** WHAT THIS TASK INVOLVES **
Without any images, write the data out exactly as it appears.

··········

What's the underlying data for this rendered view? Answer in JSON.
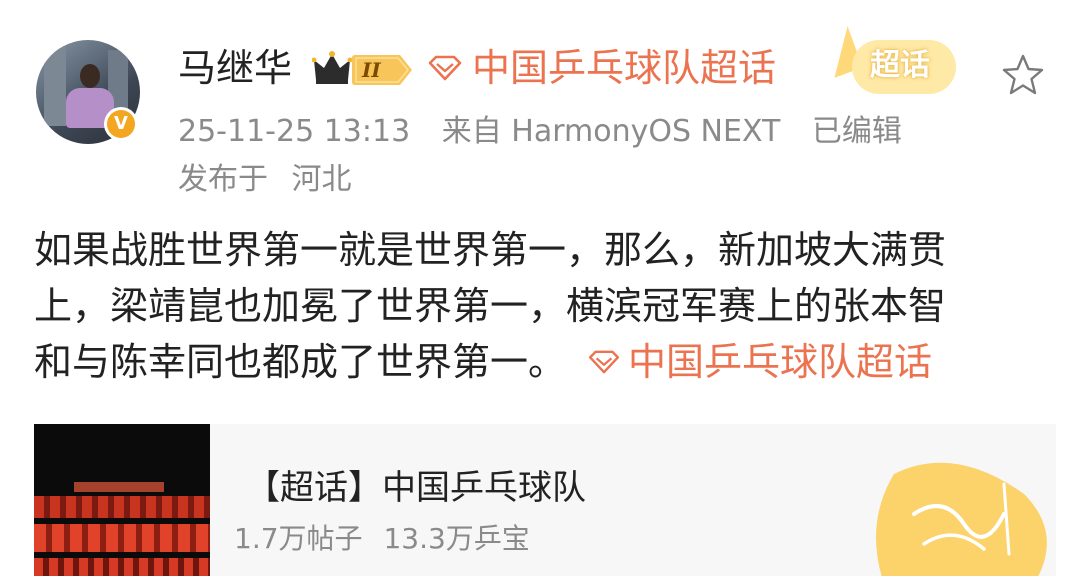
{
  "header": {
    "username": "马继华",
    "level_badge": "II",
    "topic_name": "中国乒乓球队超话",
    "sticker_text": "超话",
    "timestamp": "25-11-25 13:13",
    "source": "来自 HarmonyOS NEXT",
    "edited": "已编辑",
    "location_prefix": "发布于",
    "location": "河北"
  },
  "post": {
    "lines": [
      "如果战胜世界第一就是世界第一，那么，新加坡大满贯",
      "上，梁靖崑也加冕了世界第一，横滨冠军赛上的张本智",
      "和与陈幸同也都成了世界第一。"
    ],
    "inline_topic": "中国乒乓球队超话"
  },
  "card": {
    "title": "【超话】中国乒乓球队",
    "posts_count": "1.7万帖子",
    "fans_count": "13.3万乒宝"
  },
  "colors": {
    "accent": "#eb7350",
    "meta_gray": "#8a8a8a",
    "verified": "#f3a620"
  },
  "icons": {
    "verified": "verified-v-icon",
    "crown": "crown-icon",
    "topic": "supertopic-diamond-icon",
    "star": "star-icon"
  }
}
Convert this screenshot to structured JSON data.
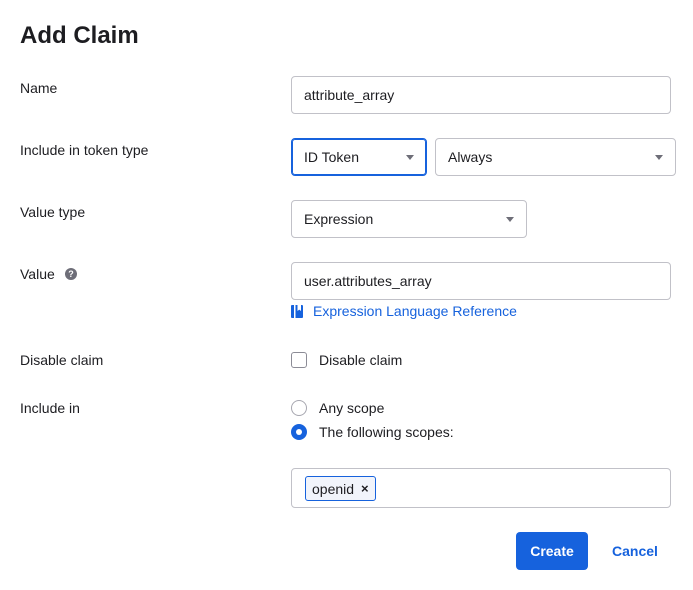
{
  "dialog": {
    "title": "Add Claim"
  },
  "name_field": {
    "label": "Name",
    "value": "attribute_array"
  },
  "token_type": {
    "label": "Include in token type",
    "type_value": "ID Token",
    "frequency_value": "Always"
  },
  "value_type": {
    "label": "Value type",
    "selected": "Expression"
  },
  "value_field": {
    "label": "Value",
    "help_icon": "?",
    "value": "user.attributes_array",
    "link_text": "Expression Language Reference"
  },
  "disable_claim": {
    "label": "Disable claim",
    "checkbox_label": "Disable claim",
    "checked": false
  },
  "include_in": {
    "label": "Include in",
    "option_any": "Any scope",
    "option_following": "The following scopes:",
    "selected": "The following scopes:",
    "scopes": [
      "openid"
    ],
    "chip_remove": "×"
  },
  "actions": {
    "create_label": "Create",
    "cancel_label": "Cancel"
  },
  "colors": {
    "accent": "#1662dd",
    "text": "#1d1d21",
    "border": "#c1c1c8"
  }
}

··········

** SOLUTION **
What's the underlying data for this rendered view? Answer in JSON.
{
  "header": {
    "username": "马继华",
    "level_badge": "II",
    "topic_name": "中国乒乓球队超话",
    "sticker_text": "超话",
    "timestamp": "25-11-25 13:13",
    "source": "来自 HarmonyOS NEXT",
    "edited": "已编辑",
    "location_prefix": "发布于",
    "location": "河北"
  },
  "post": {
    "lines": [
      "如果战胜世界第一就是世界第一，那么，新加坡大满贯",
      "上，梁靖崑也加冕了世界第一，横滨冠军赛上的张本智",
      "和与陈幸同也都成了世界第一。"
    ],
    "inline_topic": "中国乒乓球队超话"
  },
  "card": {
    "title": "【超话】中国乒乓球队",
    "posts_count": "1.7万帖子",
    "fans_count": "13.3万乒宝"
  },
  "colors": {
    "accent": "#eb7350",
    "meta_gray": "#8a8a8a",
    "verified": "#f3a620"
  },
  "icons": {
    "verified": "verified-v-icon",
    "crown": "crown-icon",
    "topic": "supertopic-diamond-icon",
    "star": "star-icon"
  }
}
Convert this screenshot to structured JSON data.
{
  "dialog": {
    "title": "Add Claim"
  },
  "name_field": {
    "label": "Name",
    "value": "attribute_array"
  },
  "token_type": {
    "label": "Include in token type",
    "type_value": "ID Token",
    "frequency_value": "Always"
  },
  "value_type": {
    "label": "Value type",
    "selected": "Expression"
  },
  "value_field": {
    "label": "Value",
    "help_icon": "?",
    "value": "user.attributes_array",
    "link_text": "Expression Language Reference"
  },
  "disable_claim": {
    "label": "Disable claim",
    "checkbox_label": "Disable claim",
    "checked": false
  },
  "include_in": {
    "label": "Include in",
    "option_any": "Any scope",
    "option_following": "The following scopes:",
    "selected": "The following scopes:",
    "scopes": [
      "openid"
    ],
    "chip_remove": "×"
  },
  "actions": {
    "create_label": "Create",
    "cancel_label": "Cancel"
  },
  "colors": {
    "accent": "#1662dd",
    "text": "#1d1d21",
    "border": "#c1c1c8"
  }
}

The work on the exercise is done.